It is a known fact that, sticky mangoes or no, canning leaves your kitchen utterly trashed. So when I bought the mangoes, I also bought a three-pound bag of apples so I could put up some apple butter. It's not much more trouble to can two things than it is to can one thing.

Here's the final count:
4 pints chutney, plus one half-pint
4 half-pints apple butter

The apple butter is goooooood. We are eating it on some of that multigrain bread I mentioned a while back.

I suspect that other people's Friday nights are a lot different from mine.

Friday, June 03, 2005

Practical matters

I awoke this morning and went walking in the garden, only to discover a disgusting profusion of proto-cucumber-beetle maggots munching on the already holey leaves of the eggplants. Damn--I must have missed a batch of eggs. Well, to business, then. Time for damage control.

It is amazing how much you can accomplish with a wood shim and a baggie. The wood shim is to scrape off bugs, maggots, and eggs. The baggie is to catch everything so it isn't in your garden anymore. My personal preference is to collect all the nasties in the baggie and then use the shim (or my foot) to squish it all against a rock. It's times like these when I wish I had chickens like Maggie does. They would have really enjoyed all the icky stuff and the life cycle, as they say, would have been complete.

Other than that, all is well out there. No more deer raids so far, which either means my deterrents are working or the deer have a lot of other tasty things to eat because of the rain.


Dogs like crepes. From now on Silver and Cairo get to split the Ugly Crepe (there's always one in every batch, while you're still tweaking the thickness of the batter and the hotness of the pan).

Thursday, June 02, 2005

Rain, rain, rain

It's like living in the produce display case of a grocery store around here, I swear. Four days in a row of rain and counting. The garden is too squishy to hoe and the yard is full of sucking mud.

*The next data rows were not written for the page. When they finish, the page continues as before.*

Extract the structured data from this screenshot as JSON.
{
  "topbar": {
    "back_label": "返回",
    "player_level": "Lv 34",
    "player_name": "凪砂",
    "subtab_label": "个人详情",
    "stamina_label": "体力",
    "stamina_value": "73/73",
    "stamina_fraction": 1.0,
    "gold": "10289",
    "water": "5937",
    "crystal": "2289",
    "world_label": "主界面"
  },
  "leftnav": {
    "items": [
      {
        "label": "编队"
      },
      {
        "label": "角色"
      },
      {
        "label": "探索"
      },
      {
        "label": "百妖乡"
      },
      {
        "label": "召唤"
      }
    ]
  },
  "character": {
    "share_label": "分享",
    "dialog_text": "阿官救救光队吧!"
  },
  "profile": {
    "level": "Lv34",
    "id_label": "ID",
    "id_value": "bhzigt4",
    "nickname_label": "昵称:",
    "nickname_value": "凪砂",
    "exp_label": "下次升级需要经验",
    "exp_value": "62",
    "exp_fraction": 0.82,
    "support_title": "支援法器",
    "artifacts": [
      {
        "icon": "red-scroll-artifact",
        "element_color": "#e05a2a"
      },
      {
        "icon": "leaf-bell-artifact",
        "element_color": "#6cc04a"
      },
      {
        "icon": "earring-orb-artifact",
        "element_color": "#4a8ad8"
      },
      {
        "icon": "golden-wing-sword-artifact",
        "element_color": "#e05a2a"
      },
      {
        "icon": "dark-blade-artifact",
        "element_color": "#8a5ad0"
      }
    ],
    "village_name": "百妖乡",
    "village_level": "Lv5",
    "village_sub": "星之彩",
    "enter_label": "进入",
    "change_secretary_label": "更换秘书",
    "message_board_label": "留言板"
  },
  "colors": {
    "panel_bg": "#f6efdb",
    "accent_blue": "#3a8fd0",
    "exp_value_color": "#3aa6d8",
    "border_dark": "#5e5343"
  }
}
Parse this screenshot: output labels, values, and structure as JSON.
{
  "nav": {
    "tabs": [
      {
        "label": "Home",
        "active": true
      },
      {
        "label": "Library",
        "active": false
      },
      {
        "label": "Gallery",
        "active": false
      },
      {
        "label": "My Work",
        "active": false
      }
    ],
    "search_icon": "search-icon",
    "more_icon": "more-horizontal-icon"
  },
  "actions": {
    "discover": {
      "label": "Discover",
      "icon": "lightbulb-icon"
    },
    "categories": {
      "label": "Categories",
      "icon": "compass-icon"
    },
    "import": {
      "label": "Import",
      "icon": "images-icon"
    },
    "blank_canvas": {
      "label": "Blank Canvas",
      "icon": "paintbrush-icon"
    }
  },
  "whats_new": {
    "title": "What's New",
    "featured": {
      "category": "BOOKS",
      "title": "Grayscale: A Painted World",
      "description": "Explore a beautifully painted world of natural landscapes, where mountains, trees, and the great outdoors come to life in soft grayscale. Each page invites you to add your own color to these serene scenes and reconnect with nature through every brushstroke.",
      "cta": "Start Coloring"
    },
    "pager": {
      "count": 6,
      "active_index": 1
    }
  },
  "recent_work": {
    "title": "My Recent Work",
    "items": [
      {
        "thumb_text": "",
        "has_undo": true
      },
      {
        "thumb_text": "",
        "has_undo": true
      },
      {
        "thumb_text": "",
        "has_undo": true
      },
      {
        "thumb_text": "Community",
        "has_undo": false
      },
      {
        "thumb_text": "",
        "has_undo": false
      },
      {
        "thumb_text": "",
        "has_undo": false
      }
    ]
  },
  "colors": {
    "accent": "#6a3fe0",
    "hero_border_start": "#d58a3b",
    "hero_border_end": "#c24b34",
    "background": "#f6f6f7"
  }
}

The rain has caused or abetted the following events:

(1) Comfort food. Turnip risotto, chile con carne, apricot tart.

(2) Walks in the woods. The tree canopy keeps the rain off and the temperature is perfect for hiking. The s.o. especially likes to go into our woods with a pair of pruning shears so he can maintain the paths--and create new ones--as he walks. We followed our stream onto the neighboring hunting preserve and found a fantasyland of mayapples. We are going to go back later in the season and pick the ripe ones for jelly.

On one walk in the woods, the s.o. nearly trod on a timber rattlesnake. I saw it first (I always see snakes first; chalk that superpower up to my years of fossil-hunting, which gave me the ability to pick out hard-to-see objects in natural environments). I screamed my Snake Scream ("uuuuuuuaaaAAAGH!") and the s.o., not knowing what he was about to step on, treated me to a delightful performance of his Bee Dance (which looks like a crouchy hippie dance, except faster and with the legs lifted much higher). The snake was sluggish from the rain and didn't give us the time of day. Our friend who is a surveyor says that in all his years of tromping around the Georgia woods, he's only ever seen two timber rattlers, so we had a rare sighting indeed. The practical upshot of this event is that we have been making fun of each other in passing, around the house:


*Bee Dance*

It's good to be able to laugh at yourself, n'est-ce pas?

(3) Muddy dog. Our foster dog Gracie is having a tough time of it out there, and is bored silly because the rain keeps her confined to her doghouse or (when we decide to dry her off) the crate on the back porch. So we finally braved it and brought her in for an Encounter with the other dogs. Miraculously, nothing much happened. Gracie humped Cairo a lot and he wasn't crazy about it, but then he can't be expected to be over the moon about it, now can he? Silver and Gracie didn't actually show much interest in each other, which is as good as I think we're going to get considering how tightly Silv is wired around other females. Taxi the cat got in a couple of good, hard bitchslaps.

So I guess we'll try that again sometime soon.

(4) New plantings. The spring lettuce had gotten bitter and the arugula had bolted, so I ripped it all out and replaced it with mustard greens and collards. There are a few summer lettuces in progress, so we'll see how they tolerate the sun when it comes back out...if it ever does.